Please return the full listing exactly as written, with the images removed.

------------

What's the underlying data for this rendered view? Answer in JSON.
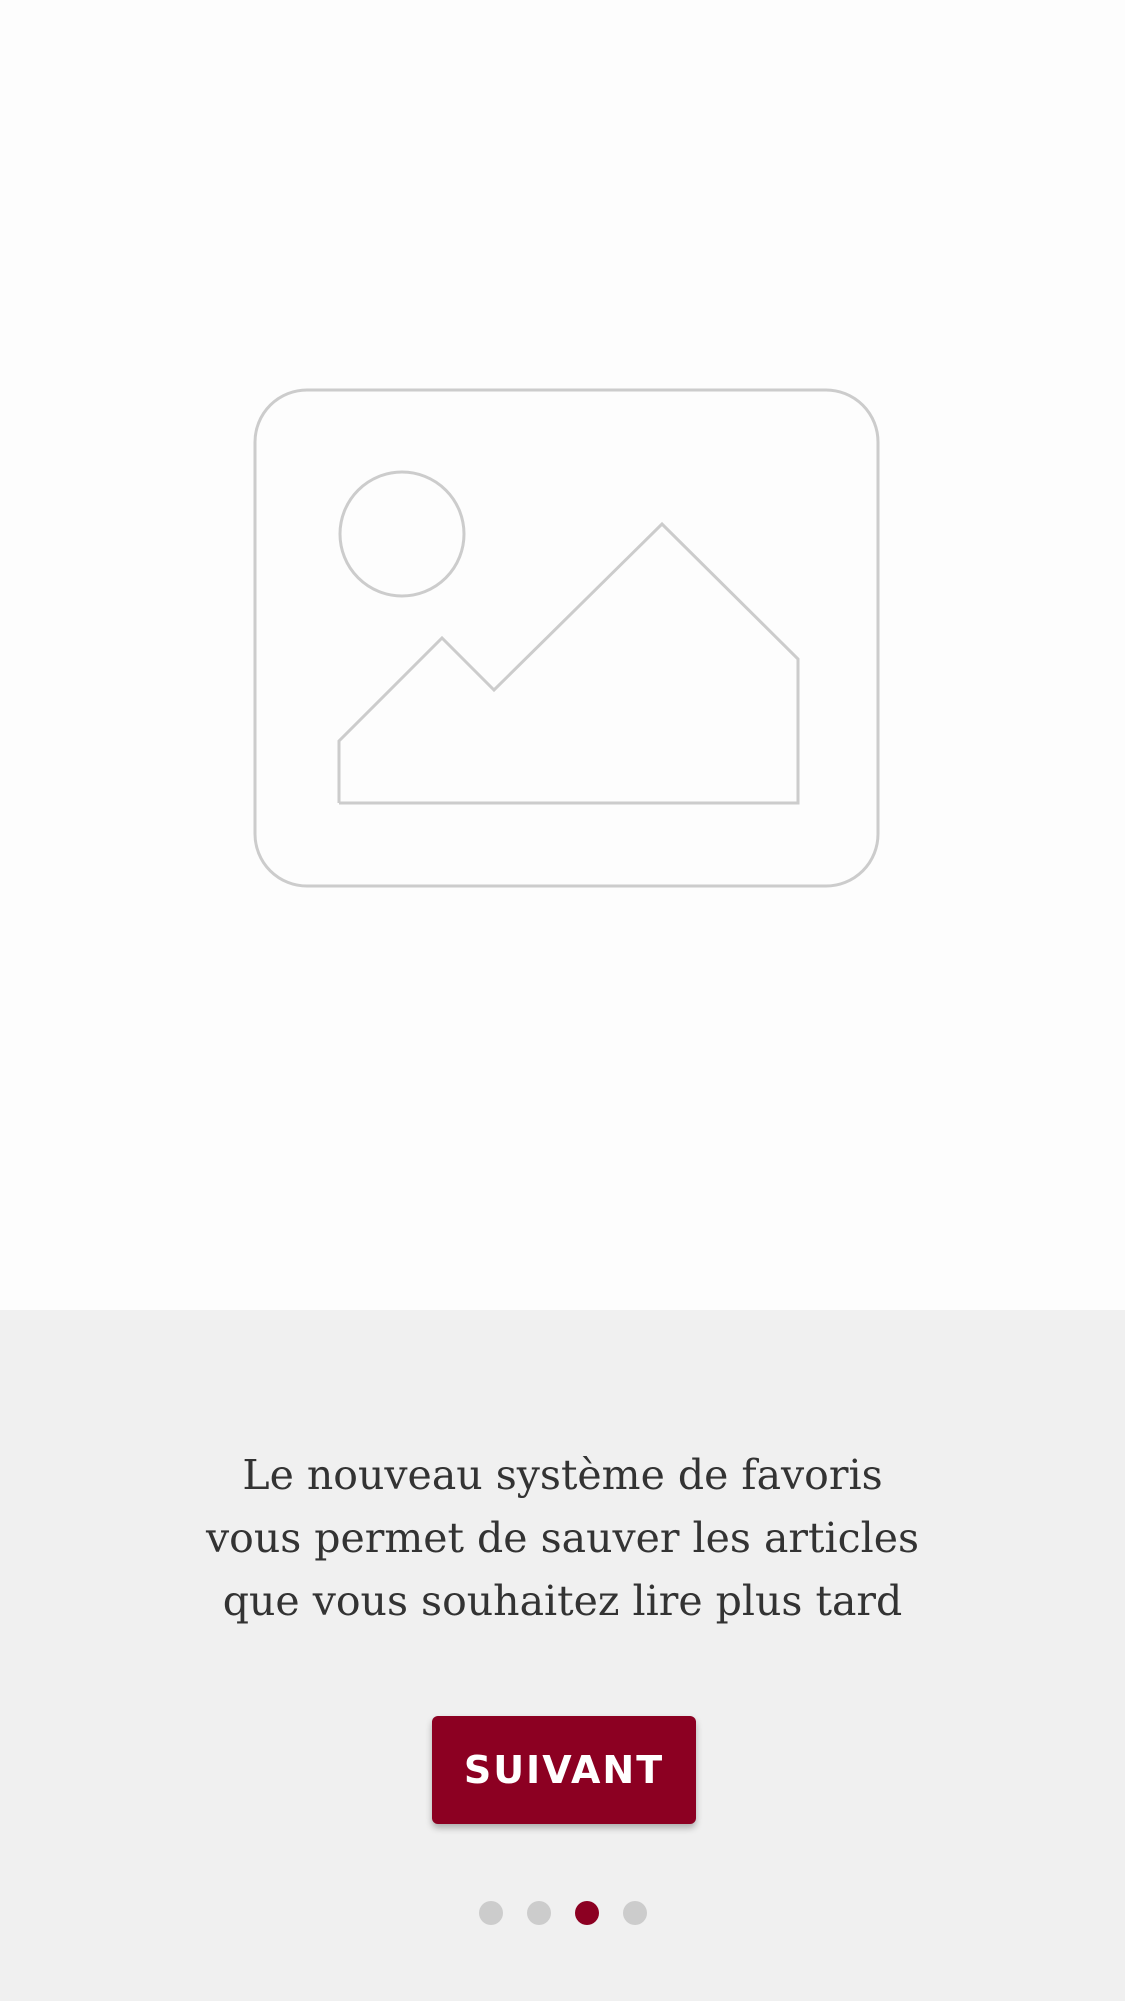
{
  "hero": {
    "icon": "image-placeholder-icon"
  },
  "onboarding": {
    "message_lines": [
      "Le nouveau système de favoris",
      "vous permet de sauver les articles",
      "que vous souhaitez lire plus tard"
    ],
    "next_label": "SUIVANT"
  },
  "pagination": {
    "total": 4,
    "current": 3
  },
  "colors": {
    "accent": "#8c0022",
    "panel_background": "#f0f0f0",
    "hero_background": "#fdfdfd",
    "inactive_dot": "#cccccc",
    "placeholder_stroke": "#cccccc",
    "text": "#333333"
  }
}
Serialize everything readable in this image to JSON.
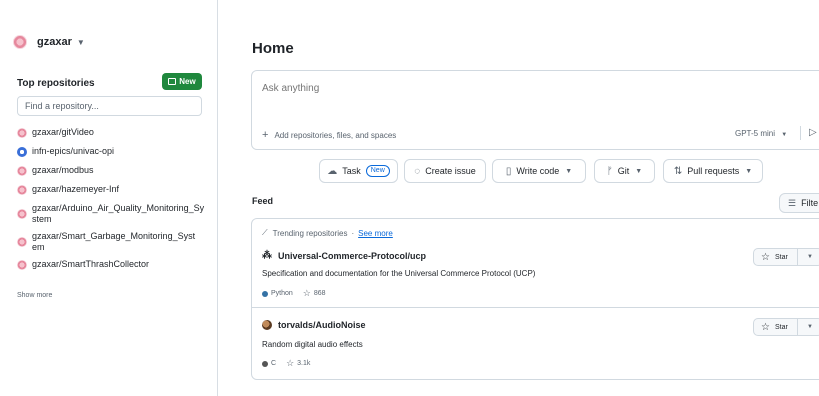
{
  "sidebar": {
    "username": "gzaxar",
    "top_repos_title": "Top repositories",
    "new_button": "New",
    "find_placeholder": "Find a repository...",
    "repos": [
      {
        "name": "gzaxar/gitVideo",
        "avatar": "pink-identicon"
      },
      {
        "name": "infn-epics/univac-opi",
        "avatar": "blue-org-icon"
      },
      {
        "name": "gzaxar/modbus",
        "avatar": "pink-identicon"
      },
      {
        "name": "gzaxar/hazemeyer-Inf",
        "avatar": "pink-identicon"
      },
      {
        "name": "gzaxar/Arduino_Air_Quality_Monitoring_System",
        "avatar": "pink-identicon"
      },
      {
        "name": "gzaxar/Smart_Garbage_Monitoring_System",
        "avatar": "pink-identicon"
      },
      {
        "name": "gzaxar/SmartThrashCollector",
        "avatar": "pink-identicon"
      }
    ],
    "show_more": "Show more"
  },
  "main": {
    "title": "Home",
    "ask_placeholder": "Ask anything",
    "add_repos": "Add repositories, files, and spaces",
    "model": "GPT-5 mini",
    "chips": [
      {
        "label": "Task",
        "badge": "New",
        "icon": "copilot-icon"
      },
      {
        "label": "Create issue",
        "icon": "issue-icon"
      },
      {
        "label": "Write code",
        "icon": "file-icon",
        "dropdown": true
      },
      {
        "label": "Git",
        "icon": "git-branch-icon",
        "dropdown": true
      },
      {
        "label": "Pull requests",
        "icon": "pull-request-icon",
        "dropdown": true
      }
    ],
    "feed_title": "Feed",
    "filter_label": "Filte"
  },
  "feed": {
    "trending_label": "Trending repositories",
    "separator": "·",
    "see_more": "See more",
    "items": [
      {
        "repo": "Universal-Commerce-Protocol/ucp",
        "description": "Specification and documentation for the Universal Commerce Protocol (UCP)",
        "language": "Python",
        "language_color": "#3572A5",
        "stars": "868",
        "star_label": "Star"
      },
      {
        "repo": "torvalds/AudioNoise",
        "description": "Random digital audio effects",
        "language": "C",
        "language_color": "#555555",
        "stars": "3.1k",
        "star_label": "Star"
      }
    ]
  }
}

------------

TASK ANSWER
What's the underlying data for this rendered view? Answer in JSON.
{
  "hero": {
    "icon": "image-placeholder-icon"
  },
  "onboarding": {
    "message_lines": [
      "Le nouveau système de favoris",
      "vous permet de sauver les articles",
      "que vous souhaitez lire plus tard"
    ],
    "next_label": "SUIVANT"
  },
  "pagination": {
    "total": 4,
    "current": 3
  },
  "colors": {
    "accent": "#8c0022",
    "panel_background": "#f0f0f0",
    "hero_background": "#fdfdfd",
    "inactive_dot": "#cccccc",
    "placeholder_stroke": "#cccccc",
    "text": "#333333"
  }
}
Serialize everything readable in this image to JSON.
{
  "sidebar": {
    "username": "gzaxar",
    "top_repos_title": "Top repositories",
    "new_button": "New",
    "find_placeholder": "Find a repository...",
    "repos": [
      {
        "name": "gzaxar/gitVideo",
        "avatar": "pink-identicon"
      },
      {
        "name": "infn-epics/univac-opi",
        "avatar": "blue-org-icon"
      },
      {
        "name": "gzaxar/modbus",
        "avatar": "pink-identicon"
      },
      {
        "name": "gzaxar/hazemeyer-Inf",
        "avatar": "pink-identicon"
      },
      {
        "name": "gzaxar/Arduino_Air_Quality_Monitoring_System",
        "avatar": "pink-identicon"
      },
      {
        "name": "gzaxar/Smart_Garbage_Monitoring_System",
        "avatar": "pink-identicon"
      },
      {
        "name": "gzaxar/SmartThrashCollector",
        "avatar": "pink-identicon"
      }
    ],
    "show_more": "Show more"
  },
  "main": {
    "title": "Home",
    "ask_placeholder": "Ask anything",
    "add_repos": "Add repositories, files, and spaces",
    "model": "GPT-5 mini",
    "chips": [
      {
        "label": "Task",
        "badge": "New",
        "icon": "copilot-icon"
      },
      {
        "label": "Create issue",
        "icon": "issue-icon"
      },
      {
        "label": "Write code",
        "icon": "file-icon",
        "dropdown": true
      },
      {
        "label": "Git",
        "icon": "git-branch-icon",
        "dropdown": true
      },
      {
        "label": "Pull requests",
        "icon": "pull-request-icon",
        "dropdown": true
      }
    ],
    "feed_title": "Feed",
    "filter_label": "Filte"
  },
  "feed": {
    "trending_label": "Trending repositories",
    "separator": "·",
    "see_more": "See more",
    "items": [
      {
        "repo": "Universal-Commerce-Protocol/ucp",
        "description": "Specification and documentation for the Universal Commerce Protocol (UCP)",
        "language": "Python",
        "language_color": "#3572A5",
        "stars": "868",
        "star_label": "Star"
      },
      {
        "repo": "torvalds/AudioNoise",
        "description": "Random digital audio effects",
        "language": "C",
        "language_color": "#555555",
        "stars": "3.1k",
        "star_label": "Star"
      }
    ]
  }
}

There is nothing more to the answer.